    Microsoft has spent considerable resources in trying to be a prominent proponent and developer of various on-line financial transaction systems, ranging from home banking to charging pennies for individual Internet transactions. What a great way to be able to charge MPCA users for software, either on a per-use basis, or a per-minute basis!

I see the above items as overwhelming reasons for Microsoft to be kicking off the PCA market with the MPCA. The only negative would be alienating their existing systems OEMs, which isn’t that much of a problem, since those OEMs have no viable alternative options to Microsoft’s virtual OS monopoly. Sign me up for an MPCA to use in my living room this Christmas.

Sued For Trademark Infringement
Okay, so we all figured it had to happen sooner or later. Microsoft would develop some product or technology, give it a name, and piss off some small company which claims it owns the rights to that name. Well, it’s finally happened, although in a rather unexpected way. Turns out that the estate of Malcolm X has recently filed a ten million dollar lawsuit against Microsoft for trademark infringement as a result of Microsoft’s recent announcement of Active X. It appears that the suit also includes Direct X.

The estate of Malcolm X claims that the use of the trailing “X” in Microsoft’s new technology naming conventions diminishes the value and heritage inherent in the name and memory of Malcolm X, and in addition to the $10 million, has asked the court to require Microsoft to include a multimedia tribute to Malcolm X with each copy of Windows 95 they ship.

As one might expect, Microsoft officials claim the suit has no merit.

Conclusion
WinHEC will be interesting this year, and I hope a little less commercial than in previous years. Keep an eye out for the real meaning behind various announcements made at the conference.

Also, while the MPCA concept is no joke, the Malcolm X item is. April Fools!
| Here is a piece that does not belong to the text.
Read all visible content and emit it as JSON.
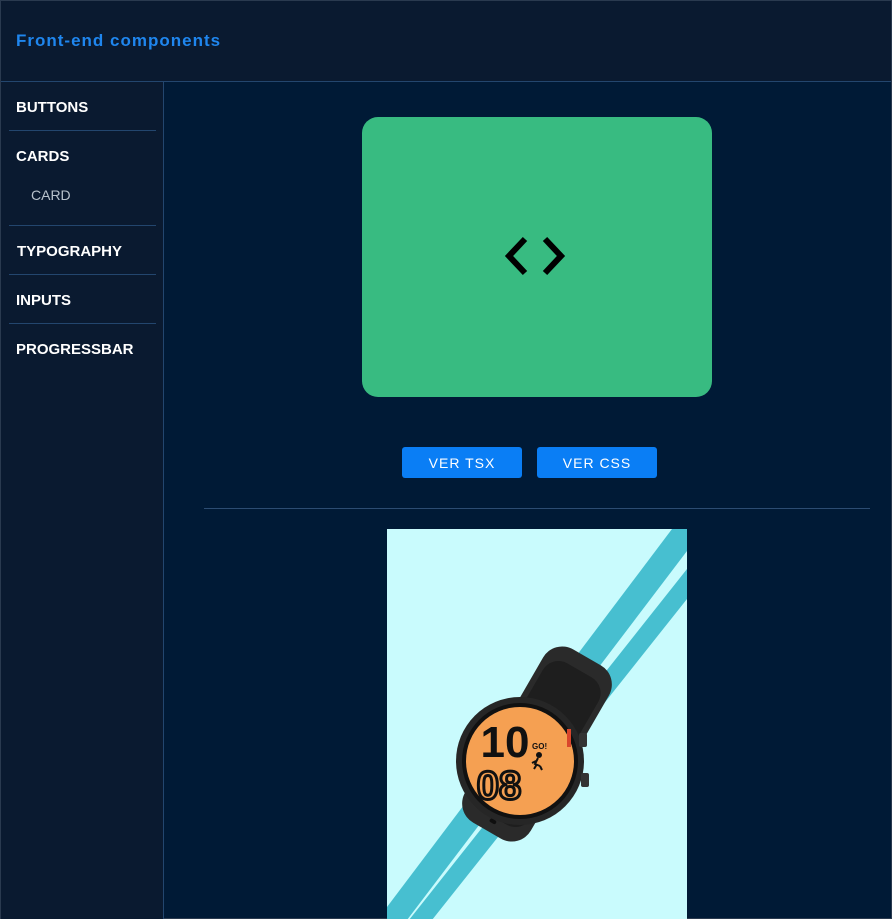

Although, I wonder why Microsoft would start WinHEC on April 1st. Some twisted mind set that up, to be sure.